Any arguments about jobs are specious. Jobs lost because of fewer coal-fired plants likely will be made up through harnessing other energy sources.
Anyone who has checked in on the natural gas boom in Kern County knows that, whatever fuels the nation’s power plants, energy employment isn’t going anywhere. For instance, the lowest unemployment rate in the nation is in North Dakota, where coal mining had been one of the biggest employers. Now, many of those former surface miners are working in the oil boom from fracking.
Yes, coal jobs will be lost, but they won’t disappear. For instance, Los Angeles’ Department of Water and Power still relies heavily on coal-fired plants. Closer to home, Modesto Irrigation District still gets 15 percent of its energy portfolio from coal power generated in New Mexico – though it will phase out that source by 2017. Turlock buys only 55 megawatts of coal-fired power, less than a third of what it gets from natural gas.
As for families, there are burdens and then there are burdens.

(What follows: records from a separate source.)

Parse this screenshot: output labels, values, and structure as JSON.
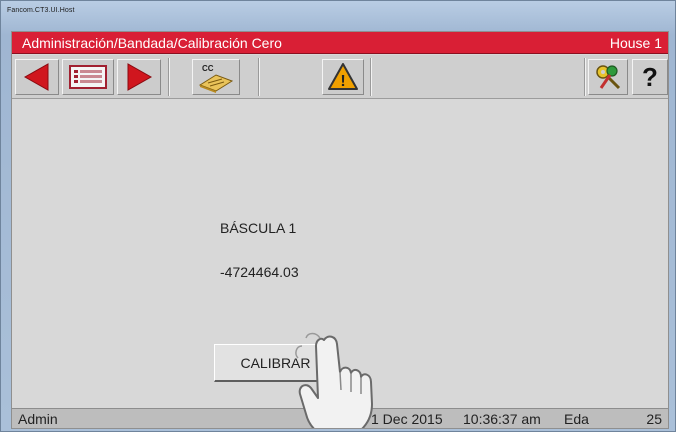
{
  "window": {
    "title": "Fancom.CT3.UI.Host"
  },
  "header": {
    "breadcrumb": "Administración/Bandada/Calibración Cero",
    "house": "House 1"
  },
  "toolbar": {
    "prev_icon": "arrow-left-icon",
    "list_icon": "list-icon",
    "next_icon": "arrow-right-icon",
    "calibrate_icon": "cc-calibration-icon",
    "calibrate_icon_text": "CC",
    "alarm_icon": "warning-icon",
    "alarm_symbol": "!",
    "keys_icon": "keys-icon",
    "help_label": "?"
  },
  "main": {
    "scale_label": "BÁSCULA 1",
    "scale_value": "-4724464.03",
    "calibrate_button": "CALIBRAR"
  },
  "status": {
    "user": "Admin",
    "date": "1 Dec 2015",
    "time": "10:36:37 am",
    "age_label": "Eda",
    "age_value": "25"
  },
  "colors": {
    "title_bar": "#d91f35",
    "arrow_red": "#d0161e",
    "warning_orange": "#f0a000",
    "background": "#d8d8d8"
  }
}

Adjusted for inflation, residential electricity rates are at historic lows. And clean air is priceless if you are among the 6.8 million American families with asthmatic children. The asthma rate in our Valley is among the highest in the nation.
Even so, cleaner power plants don’t need to translate into higher electric bills. Among other things, the EPA will give utilities a financial incentive to decrease coal usage by “decoupling” revenue from sales volume – another idea pioneered in California.
Here, utilities long have been able to profit even when less power is used. As a result, though the state has grown dramatically and energy use has soared in the rest of the country, per capita electricity consumption in California has remained flat for 30 years.
State authorities say the rules, as proposed, should pose little difficulty for California, which is already weaning itself from out-of-state coal power.
But if they survive the yearlong comment period and the wrath of critics, the rules will have this local impact: California finally will have some meaningful company in the quest to do something about climate change.